| TASK OBJECTIVE |
Give back every record verbatim, but not the pictures.

| Dataset rows for apps and sites |
────────────────────
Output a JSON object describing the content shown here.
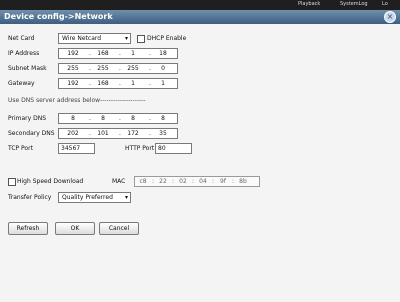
{
  "topbar": {
    "items": [
      "Playback",
      "SystemLog",
      "Lo"
    ]
  },
  "window": {
    "title": "Device config->Network",
    "close_label": "×"
  },
  "net_card": {
    "label": "Net Card",
    "value": "Wire Netcard"
  },
  "dhcp": {
    "label": "DHCP Enable",
    "checked": false
  },
  "ip_address": {
    "label": "IP Address",
    "octets": [
      "192",
      "168",
      "1",
      "18"
    ]
  },
  "subnet_mask": {
    "label": "Subnet Mask",
    "octets": [
      "255",
      "255",
      "255",
      "0"
    ]
  },
  "gateway": {
    "label": "Gateway",
    "octets": [
      "192",
      "168",
      "1",
      "1"
    ]
  },
  "dns_note": "Use DNS server address below---------------------",
  "primary_dns": {
    "label": "Primary DNS",
    "octets": [
      "8",
      "8",
      "8",
      "8"
    ]
  },
  "secondary_dns": {
    "label": "Secondary DNS",
    "octets": [
      "202",
      "101",
      "172",
      "35"
    ]
  },
  "tcp_port": {
    "label": "TCP Port",
    "value": "34567"
  },
  "http_port": {
    "label": "HTTP Port",
    "value": "80"
  },
  "high_speed": {
    "label": "High Speed Download",
    "checked": false
  },
  "mac": {
    "label": "MAC",
    "parts": [
      "c8",
      "22",
      "02",
      "04",
      "9f",
      "8b"
    ]
  },
  "transfer_policy": {
    "label": "Transfer Policy",
    "value": "Quality Preferred"
  },
  "buttons": {
    "refresh": "Refresh",
    "ok": "OK",
    "cancel": "Cancel"
  }
}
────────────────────
| SOLUTION FOR THIS EXERCISE |
Output a JSON object describing the content shown here.
{
  "topbar": {
    "items": [
      "Playback",
      "SystemLog",
      "Lo"
    ]
  },
  "window": {
    "title": "Device config->Network",
    "close_label": "×"
  },
  "net_card": {
    "label": "Net Card",
    "value": "Wire Netcard"
  },
  "dhcp": {
    "label": "DHCP Enable",
    "checked": false
  },
  "ip_address": {
    "label": "IP Address",
    "octets": [
      "192",
      "168",
      "1",
      "18"
    ]
  },
  "subnet_mask": {
    "label": "Subnet Mask",
    "octets": [
      "255",
      "255",
      "255",
      "0"
    ]
  },
  "gateway": {
    "label": "Gateway",
    "octets": [
      "192",
      "168",
      "1",
      "1"
    ]
  },
  "dns_note": "Use DNS server address below---------------------",
  "primary_dns": {
    "label": "Primary DNS",
    "octets": [
      "8",
      "8",
      "8",
      "8"
    ]
  },
  "secondary_dns": {
    "label": "Secondary DNS",
    "octets": [
      "202",
      "101",
      "172",
      "35"
    ]
  },
  "tcp_port": {
    "label": "TCP Port",
    "value": "34567"
  },
  "http_port": {
    "label": "HTTP Port",
    "value": "80"
  },
  "high_speed": {
    "label": "High Speed Download",
    "checked": false
  },
  "mac": {
    "label": "MAC",
    "parts": [
      "c8",
      "22",
      "02",
      "04",
      "9f",
      "8b"
    ]
  },
  "transfer_policy": {
    "label": "Transfer Policy",
    "value": "Quality Preferred"
  },
  "buttons": {
    "refresh": "Refresh",
    "ok": "OK",
    "cancel": "Cancel"
  }
}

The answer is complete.